AP Congressional Correspondent
WASHINGTON — First, some blamed the deadly Jan. 6 attack at the U.S. Capitol on left-wing antifa antagonists, a theory quickly debunked. Then came comparisons of the rioters to peaceful protesters or even tourists.
Now, allies of former President Donald Trump are calling those charged in the Capitol riot “political prisoners,” a stunning effort to revise the narrative of that deadly day.
The brazen rhetoric ahead of a rally planned for Saturday at the Capitol is the latest attempt to explain away the horrific assault and obscure what played out for all the world to see: rioters loyal to the then-president storming the building, battling police and trying to stop Congress from certifying the election of Democrat Joe Biden.
“Some people are calling it Jan. 6 trutherism — they’re rewriting the narrative to make it seem like Jan. 6 was no big deal, and it was a big deal, and an attack on our democracy,” said Heidi Beirich, co-founder of the Global Project Against Hate and Extremism, who studies extremist movements.
All told, the attempted whitewashing of the Jan. 6 attack threatens to further divide an already polarized nation that finds itself drifting from what had been common facts and a shared commitment to civic order toward an unsettling new normal.
Rather than a nation healing eight months after the deadly assault, the country is at risk of tearing itself further apart, as the next election approaches.

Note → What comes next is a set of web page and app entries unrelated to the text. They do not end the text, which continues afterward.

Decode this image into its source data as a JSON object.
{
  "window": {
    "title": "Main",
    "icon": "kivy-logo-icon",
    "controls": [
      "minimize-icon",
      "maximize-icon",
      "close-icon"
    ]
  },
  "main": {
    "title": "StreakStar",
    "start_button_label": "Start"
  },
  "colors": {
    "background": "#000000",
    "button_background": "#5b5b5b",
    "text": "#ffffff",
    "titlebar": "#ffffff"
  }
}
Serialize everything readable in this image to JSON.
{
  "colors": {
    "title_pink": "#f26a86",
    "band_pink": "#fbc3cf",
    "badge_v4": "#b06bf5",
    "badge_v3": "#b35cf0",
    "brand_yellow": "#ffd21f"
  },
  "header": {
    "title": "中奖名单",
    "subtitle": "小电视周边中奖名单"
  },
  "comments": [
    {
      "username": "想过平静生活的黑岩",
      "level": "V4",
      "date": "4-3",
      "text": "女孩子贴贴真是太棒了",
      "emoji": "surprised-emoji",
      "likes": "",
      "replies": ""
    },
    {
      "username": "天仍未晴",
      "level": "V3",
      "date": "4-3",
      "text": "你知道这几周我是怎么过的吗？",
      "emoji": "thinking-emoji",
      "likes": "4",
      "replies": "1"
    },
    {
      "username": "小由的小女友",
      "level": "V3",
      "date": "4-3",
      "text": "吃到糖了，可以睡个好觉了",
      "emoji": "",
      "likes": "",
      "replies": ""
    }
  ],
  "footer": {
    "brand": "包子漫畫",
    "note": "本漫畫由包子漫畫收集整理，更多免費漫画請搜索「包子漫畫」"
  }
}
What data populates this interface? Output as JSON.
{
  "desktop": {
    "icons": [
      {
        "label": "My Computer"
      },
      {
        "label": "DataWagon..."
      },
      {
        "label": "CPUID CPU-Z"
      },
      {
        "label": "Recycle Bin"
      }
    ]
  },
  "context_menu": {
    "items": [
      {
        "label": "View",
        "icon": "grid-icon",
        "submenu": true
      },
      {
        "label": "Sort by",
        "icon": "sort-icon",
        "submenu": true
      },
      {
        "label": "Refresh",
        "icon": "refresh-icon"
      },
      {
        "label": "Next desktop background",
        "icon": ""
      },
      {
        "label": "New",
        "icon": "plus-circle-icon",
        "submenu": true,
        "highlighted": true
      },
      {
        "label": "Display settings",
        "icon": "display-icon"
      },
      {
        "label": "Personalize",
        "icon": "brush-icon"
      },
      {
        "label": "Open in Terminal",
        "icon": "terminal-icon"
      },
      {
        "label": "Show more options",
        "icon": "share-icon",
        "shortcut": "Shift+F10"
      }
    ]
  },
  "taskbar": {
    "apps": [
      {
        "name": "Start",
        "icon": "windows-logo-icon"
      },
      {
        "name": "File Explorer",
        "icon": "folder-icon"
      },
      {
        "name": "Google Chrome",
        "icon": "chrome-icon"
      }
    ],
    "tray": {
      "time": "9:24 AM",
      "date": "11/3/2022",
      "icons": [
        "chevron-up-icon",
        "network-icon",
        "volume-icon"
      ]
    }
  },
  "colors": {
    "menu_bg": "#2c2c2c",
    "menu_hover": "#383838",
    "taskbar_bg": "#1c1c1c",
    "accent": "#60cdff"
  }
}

The anticipated crowd size and the intensity of the Saturday rally are unclear, but law enforcement appears to be taking no chances. Security fencing was approved Monday for areas around the Capitol, and reinforcements are being summoned to back up the Capitol Police, whose leadership was criticized and summarily dismissed for its handling of Jan. 6.
While authorities have been bracing for a repeat appearance by right-wing extremist groups and other Trump loyalists who mobbed the Capitol, it’s unclear if those actors will participate in the new event. The extremist groups are concerning because, while members of the Proud Boys and Oath Keepers made up a small portion of the Jan. 6 rioters, they are accused of some of the more serious crimes in the attack.
Whether those groups participate or not, the rally could bring lone actors to Washington. Just after midnight on Monday, Capitol Police arrested a California man who had a bayonet and machete in his pickup truck outside of Democratic National Committee headquarters.